Go check out these incredible photographs by National Geographic photographer Thomas Peschak of mantaray feeding frenzies in the Maldives. Apparently this swirling ‘cyclone‘ feeding behavior is rarely seen outside of the Maldives. Click here for a previous post on Climate Shifts for more details and video footage of Mantaray feeding behaviors. Continue reading “One-ton manta cyclonic feeding frenzy”
The Algalita Marine Research Foundation is on a 2 month voyage across the Pacific to study the concentration of plastics in the North Subtropical Gyre. This area has been known as the “Pacific Garbage Patch” due to the convergence of several ocean currents that drag garbage from all corners of the globe. Not only is … Continue reading Where Does It All Go? The ‘Pacific Garbage Patch’
If we don’t know our history, then we can’t know our future. Historians arguing the relevance of their subject often repeat that mantra. But one group of researchers is showing how true it is. Members of the History of Marine Animals Project (HMAP) believe that scrutinizing the minutiae of historical documents is the key to protecting our oceans for generations to come. Continue reading “Future protection of the oceans could lie in the past”
The paradigm of ‘coral vs algae’ has become entrenched in coral reef science over the last few decades. The classic example of this paradigm in the Caribbean was from a paper published byTerry Hughes in a 1994 article in the journal Nature, entitled “Catastrophes, Phase Shifts and Large-Scale Degradation of a Caribbean Coral Reef”. The … Continue reading Testing the ‘macroalgal dominated coral reefs’ paradigm
A recent study published by Tom Oliver and Stephen Palumbi from Stanford University in the journal ‘Marine Ecology Progress Series‘ seems to suggest yet another miraculous and novel mechanism by which corals will ‘escape’ the pressures of global warming. In a nutshell, the researchers found that corals from ‘warm pools’ at Ofu Island (American Samoa) … Continue reading Why the existence of ‘heat tolerant’ corals does not mean that coral reefs will be able to resist climate change.

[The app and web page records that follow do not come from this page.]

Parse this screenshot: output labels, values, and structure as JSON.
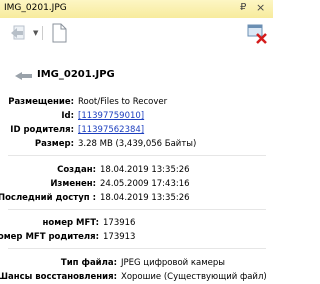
{
  "window": {
    "title": "IMG_0201.JPG",
    "pin_glyph": "₽",
    "close_glyph": "×"
  },
  "file": {
    "name": "IMG_0201.JPG"
  },
  "location": [
    {
      "label": "Размещение:",
      "value": "Root/Files to Recover",
      "link": false
    },
    {
      "label": "Id:",
      "value": "[11397759010]",
      "link": true
    },
    {
      "label": "ID родителя:",
      "value": "[11397562384]",
      "link": true
    },
    {
      "label": "Размер:",
      "value": "3.28 MB (3,439,056 Байты)",
      "link": false
    }
  ],
  "dates": [
    {
      "label": "Создан:",
      "value": "18.04.2019 13:35:26"
    },
    {
      "label": "Изменен:",
      "value": "24.05.2009 17:43:16"
    },
    {
      "label": "Последний доступ :",
      "value": "18.04.2019 13:35:26"
    }
  ],
  "mft": [
    {
      "label": "номер MFT:",
      "value": "173916"
    },
    {
      "label": "Номер MFT родителя:",
      "value": "173913"
    }
  ],
  "misc": [
    {
      "label": "Тип файла:",
      "value": "JPEG цифровой камеры"
    },
    {
      "label": "Шансы восстановления:",
      "value": "Хорошие (Существующий файл)"
    }
  ]
}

The megamouth shark (Megachasma pelagios) is one of the worlds rarest sharks – spotted only 43 times since its discovery back in 1976 off Oahu, Hawaii. These sharks are huge and bizzare creatures, capable of growing upwards of 5m in length, with luminescent light organs surrounding the mouth to attract plankton and small fish. So … Continue reading Endangered shark found. Eaten.
It’s 2099, and across south-east Asia, a hundred million people are on the march, looking for food. The fish they once relied on is gone.

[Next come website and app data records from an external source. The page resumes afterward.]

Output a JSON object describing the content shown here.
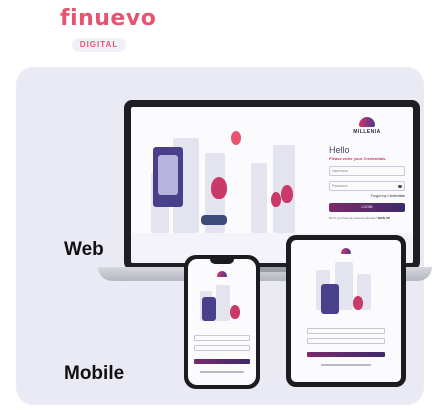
{
  "brand": {
    "name": "finuevo",
    "tag": "DIGITAL"
  },
  "labels": {
    "web": "Web",
    "mobile": "Mobile"
  },
  "app": {
    "logo": "MILLENIA",
    "greeting": "Hello",
    "prompt": "Please enter your Credentials.",
    "username_placeholder": "Username",
    "password_placeholder": "Password",
    "forgot": "Forgot my Credentials",
    "login_button": "LOGIN",
    "signup_prompt": "Don't you have an account already?",
    "signup_link": "SIGN UP"
  },
  "colors": {
    "brand": "#e8546f",
    "accent": "#d1346b",
    "card": "#e9eaf4"
  }
}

Communities are breaking down; economies destroyed. That is what we can expect, says the new WWF report, if the world’s richest coral reef is destroyed. And that, it says, could happen this century.
It’s billed as a worst-case scenario, but the report’s chief author, Professor Ove Hoegh-Guldberg, says it is not as bad as the future we’re currently headed towards. Continue reading World Ocean Conference (Part I): Key coral reefs ‘could disappear’